Getting injured on somebody else’s property in an animal attack, slip, and fall accident, or inadequate maintenance can make you eligible for filing a premises liability case. However, being injured at somebody else’s property does not always mean that you can get compensation; you have to prove a few key elements to get the compensation.
Your accident may or may not be your fault, or in some cases, the accident may not be anyone’s fault. However, if you believe that the accident was due to somebody else’s fault, you can hold them accountable for your injuries. Proceeding legally with the help of a Connecticut personal injury attorney can help you get your compensation by filing a premises liability.
Key elements required to prove your premises liability case.
Liability means that the owner of the premises was responsible for your safety. For example, if you were invited to a private party or you were not trespassing on a property, the owner in such cases has a duty of care for you. However, being injured on premises where you were not allowed or trespassing, you cannot be eligible to file a premises liability case.
Once you have proved that the premises owner had a duty of care for you, you will have to prove that the owner was negligent and did not take adequate safety measures. For example, the premises owner owns a dog who has a history of bites, and the owner is well aware of it, yet they allowed the dog to be free, and this dog bites you and injures you. Considering this example, you can hold the premises owner accountable for your injuries.
However, in some cases, the premises owner may not be negligent, and still, you may get injured. It can happen when the property has some hazards, and the owner may or may not know them. If the owner manages to prove that they were not negligent and unaware of the possible dangers, they might not be accountable for your injuries.
Proving fault is another difficult task when filing a premises liability case. Here you have to prove that the injuries you sustained in the accident were due to the owner’s negligence.

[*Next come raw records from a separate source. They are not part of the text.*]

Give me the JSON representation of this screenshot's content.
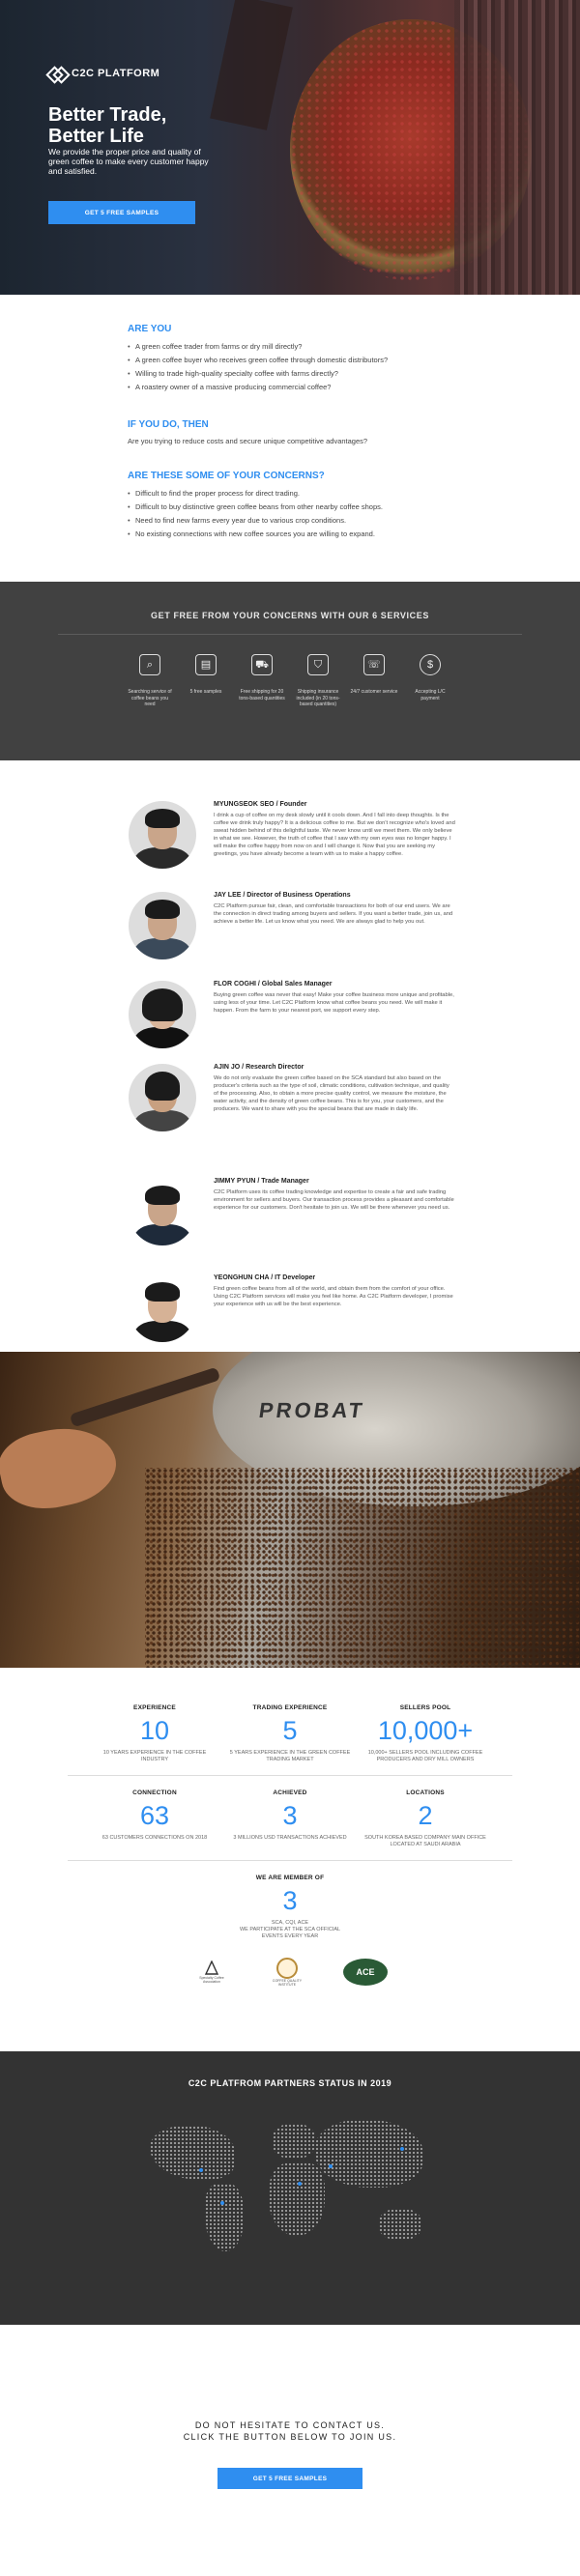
{
  "hero": {
    "brand": "C2C PLATFORM",
    "title_line1": "Better Trade,",
    "title_line2": "Better Life",
    "subtitle": "We provide the proper price and quality of green coffee to make every customer happy and satisfied.",
    "cta": "GET 5 FREE SAMPLES"
  },
  "questions": {
    "are_you": {
      "heading": "ARE YOU",
      "items": [
        "A green coffee trader from farms or dry mill directly?",
        "A green coffee buyer who receives green coffee through domestic distributors?",
        "Willing to trade high-quality specialty coffee with farms directly?",
        "A roastery owner of a massive producing commercial coffee?"
      ]
    },
    "if_you_do": {
      "heading": "IF YOU DO, THEN",
      "text": "Are you trying to reduce costs and secure unique competitive advantages?"
    },
    "concerns": {
      "heading": "ARE THESE SOME OF YOUR CONCERNS?",
      "items": [
        "Difficult to find the proper process for direct trading.",
        "Difficult to buy distinctive green coffee beans from other nearby coffee shops.",
        "Need to find new farms every year due to various crop conditions.",
        "No existing connections with new coffee sources you are willing to expand."
      ]
    }
  },
  "services": {
    "title": "GET FREE FROM YOUR CONCERNS WITH OUR 6 SERVICES",
    "items": [
      {
        "icon": "search-document-icon",
        "glyph": "⌕",
        "label": "Searching service of coffee beans you need"
      },
      {
        "icon": "sample-bag-icon",
        "glyph": "▤",
        "label": "5 free samples"
      },
      {
        "icon": "truck-icon",
        "glyph": "⛟",
        "label": "Free shipping for 20 tons-based quantities"
      },
      {
        "icon": "shield-icon",
        "glyph": "⛉",
        "label": "Shipping insurance included (in 20 tons-based quantities)"
      },
      {
        "icon": "support-icon",
        "glyph": "☏",
        "label": "24/7 customer service"
      },
      {
        "icon": "payment-icon",
        "glyph": "$",
        "label": "Accepting L/C payment"
      }
    ]
  },
  "team": [
    {
      "name": "MYUNGSEOK SEO / Founder",
      "bio": "I drink a cup of coffee on my desk slowly until it cools down. And I fall into deep thoughts. Is the coffee we drink truly happy? It is a delicious coffee to me. But we don't recognize who's loved and sweat hidden behind of this delightful taste. We never know until we meet them. We only believe in what we see. However, the truth of coffee that I saw with my own eyes was no longer happy. I will make the coffee happy from now on and I will change it. Now that you are seeking my greetings, you have already become a team with us to make a happy coffee."
    },
    {
      "name": "JAY LEE / Director of Business Operations",
      "bio": "C2C Platform pursue fair, clean, and comfortable transactions for both of our end users. We are the connection in direct trading among buyers and sellers. If you want a better trade, join us, and achieve a better life. Let us know what you need. We are always glad to help you out."
    },
    {
      "name": "FLOR COGHI / Global Sales Manager",
      "bio": "Buying green coffee was never that easy! Make your coffee business more unique and profitable, using less of your time. Let C2C Platform know what coffee beans you need. We will make it happen. From the farm to your nearest port, we support every step."
    },
    {
      "name": "AJIN JO / Research Director",
      "bio": "We do not only evaluate the green coffee based on the SCA standard but also based on the producer's criteria such as the type of soil, climatic conditions, cultivation technique, and quality of the processing. Also, to obtain a more precise quality control, we measure the moisture, the water activity, and the density of green coffee beans. This is for you, your customers, and the producers. We want to share with you the special beans that are made in daily life."
    },
    {
      "name": "JIMMY PYUN / Trade Manager",
      "bio": "C2C Platform uses its coffee trading knowledge and expertise to create a fair and safe trading environment for sellers and buyers. Our transaction process provides a pleasant and comfortable experience for our customers. Don't hesitate to join us. We will be there whenever you need us."
    },
    {
      "name": "YEONGHUN CHA / IT Developer",
      "bio": "Find green coffee beans from all of the world, and obtain them from the comfort of your office. Using C2C Platform services will make you feel like home. As C2C Platform developer, I promise your experience with us will be the best experience."
    }
  ],
  "stats": {
    "row1": [
      {
        "head": "EXPERIENCE",
        "num": "10",
        "desc": "10 YEARS EXPERIENCE IN THE COFFEE INDUSTRY"
      },
      {
        "head": "TRADING EXPERIENCE",
        "num": "5",
        "desc": "5 YEARS EXPERIENCE IN THE GREEN COFFEE TRADING MARKET"
      },
      {
        "head": "SELLERS POOL",
        "num": "10,000+",
        "desc": "10,000+ SELLERS POOL INCLUDING COFFEE PRODUCERS AND DRY MILL OWNERS"
      }
    ],
    "row2": [
      {
        "head": "CONNECTION",
        "num": "63",
        "desc": "63 CUSTOMERS CONNECTIONS ON 2018"
      },
      {
        "head": "ACHIEVED",
        "num": "3",
        "desc": "3 MILLIONS USD TRANSACTIONS ACHIEVED"
      },
      {
        "head": "LOCATIONS",
        "num": "2",
        "desc": "SOUTH KOREA BASED COMPANY MAIN OFFICE LOCATED AT SAUDI ARABIA"
      }
    ],
    "member": {
      "head": "WE ARE MEMBER OF",
      "num": "3",
      "desc_line1": "SCA, CQI, ACE",
      "desc_line2": "WE PARTICIPATE AT THE SCA OFFICIAL EVENTS EVERY YEAR"
    },
    "member_logos": [
      {
        "icon": "sca-logo",
        "text": "Specialty Coffee Association"
      },
      {
        "icon": "cqi-logo",
        "text": "COFFEE QUALITY INSTITUTE"
      },
      {
        "icon": "ace-logo",
        "text": "ACE"
      }
    ]
  },
  "partners": {
    "title": "C2C PLATFROM PARTNERS STATUS IN 2019"
  },
  "contact": {
    "line1": "DO NOT HESITATE TO CONTACT US.",
    "line2": "CLICK THE BUTTON BELOW TO JOIN US.",
    "cta": "GET 5 FREE SAMPLES"
  },
  "colors": {
    "accent": "#2f8ef0",
    "dark_band": "#414141",
    "partners_band": "#333333"
  }
}
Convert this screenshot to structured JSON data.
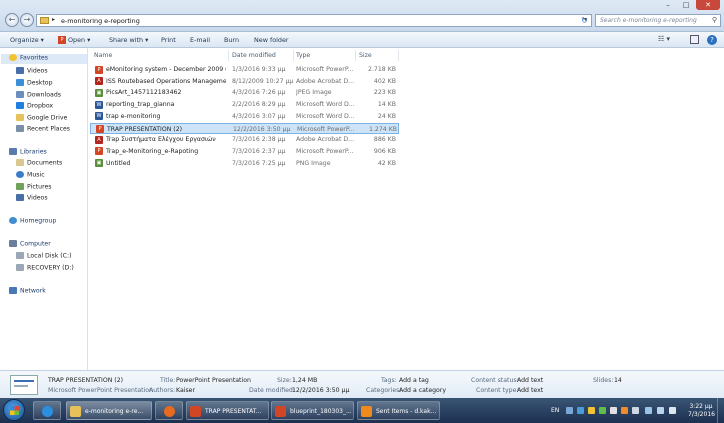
{
  "window": {
    "address_path": "e-monitoring e-reporting",
    "search_placeholder": "Search e-monitoring e-reporting",
    "minimize": "–",
    "maximize": "□",
    "close": "✕"
  },
  "toolbar": {
    "organize": "Organize ▾",
    "open": "Open ▾",
    "share_with": "Share with ▾",
    "print": "Print",
    "email": "E-mail",
    "burn": "Burn",
    "new_folder": "New folder"
  },
  "nav": {
    "favorites": "Favorites",
    "videos_fav": "Videos",
    "desktop": "Desktop",
    "downloads": "Downloads",
    "dropbox": "Dropbox",
    "google_drive": "Google Drive",
    "recent_places": "Recent Places",
    "libraries": "Libraries",
    "documents": "Documents",
    "music": "Music",
    "pictures": "Pictures",
    "videos_lib": "Videos",
    "homegroup": "Homegroup",
    "computer": "Computer",
    "local_disk": "Local Disk (C:)",
    "recovery": "RECOVERY (D:)",
    "network": "Network"
  },
  "columns": {
    "name": "Name",
    "date_modified": "Date modified",
    "type": "Type",
    "size": "Size"
  },
  "files": [
    {
      "name": "eMonitoring system - December 2009 up...",
      "date": "1/3/2016 9:33 μμ",
      "type": "Microsoft PowerP...",
      "size": "2.718 KB",
      "icon": "ppt",
      "color": "#d24625"
    },
    {
      "name": "ISS Routebased Operations Management...",
      "date": "8/12/2009 10:27 μμ",
      "type": "Adobe Acrobat D...",
      "size": "402 KB",
      "icon": "pdf",
      "color": "#b3261e"
    },
    {
      "name": "PicsArt_1457112183462",
      "date": "4/3/2016 7:26 μμ",
      "type": "JPEG Image",
      "size": "223 KB",
      "icon": "img",
      "color": "#5b8f3a"
    },
    {
      "name": "reporting_trap_gianna",
      "date": "2/2/2016 8:29 μμ",
      "type": "Microsoft Word D...",
      "size": "14 KB",
      "icon": "doc",
      "color": "#2b5797"
    },
    {
      "name": "trap e-monitoring",
      "date": "4/3/2016 3:07 μμ",
      "type": "Microsoft Word D...",
      "size": "24 KB",
      "icon": "doc",
      "color": "#2b5797"
    },
    {
      "name": "TRAP PRESENTATION (2)",
      "date": "12/2/2016 3:50 μμ",
      "type": "Microsoft PowerP...",
      "size": "1.274 KB",
      "icon": "ppt",
      "color": "#d24625"
    },
    {
      "name": "Trap Συστήματα Ελέγχου Εργασιών",
      "date": "7/3/2016 2:38 μμ",
      "type": "Adobe Acrobat D...",
      "size": "886 KB",
      "icon": "pdf",
      "color": "#b3261e"
    },
    {
      "name": "Trap_e-Monitoring_e-Rapoting",
      "date": "7/3/2016 2:37 μμ",
      "type": "Microsoft PowerP...",
      "size": "906 KB",
      "icon": "ppt",
      "color": "#d24625"
    },
    {
      "name": "Untitled",
      "date": "7/3/2016 7:25 μμ",
      "type": "PNG Image",
      "size": "42 KB",
      "icon": "img",
      "color": "#5b8f3a"
    }
  ],
  "details": {
    "file_name": "TRAP PRESENTATION (2)",
    "file_kind": "Microsoft PowerPoint Presentation",
    "title_label": "Title:",
    "title_value": "PowerPoint Presentation",
    "authors_label": "Authors:",
    "authors_value": "Kaiser",
    "size_label": "Size:",
    "size_value": "1,24 MB",
    "date_label": "Date modified:",
    "date_value": "12/2/2016 3:50 μμ",
    "tags_label": "Tags:",
    "tags_value": "Add a tag",
    "categories_label": "Categories:",
    "categories_value": "Add a category",
    "content_status_label": "Content status:",
    "content_status_value": "Add text",
    "content_type_label": "Content type:",
    "content_type_value": "Add text",
    "slides_label": "Slides:",
    "slides_value": "14"
  },
  "taskbar": {
    "explorer": "e-monitoring e-re...",
    "ppt1": "TRAP PRESENTAT...",
    "ppt2": "blueprint_180303_...",
    "outlook": "Sent Items - d.kak...",
    "lang": "EN",
    "time": "3:22 μμ",
    "date": "7/3/2016"
  }
}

However, if you fail to prove negligence or you were able to confirm that the owner was partially negligent, you can still get compensation. But if you were more than 50% responsible for your injuries, you might not be eligible for compensation.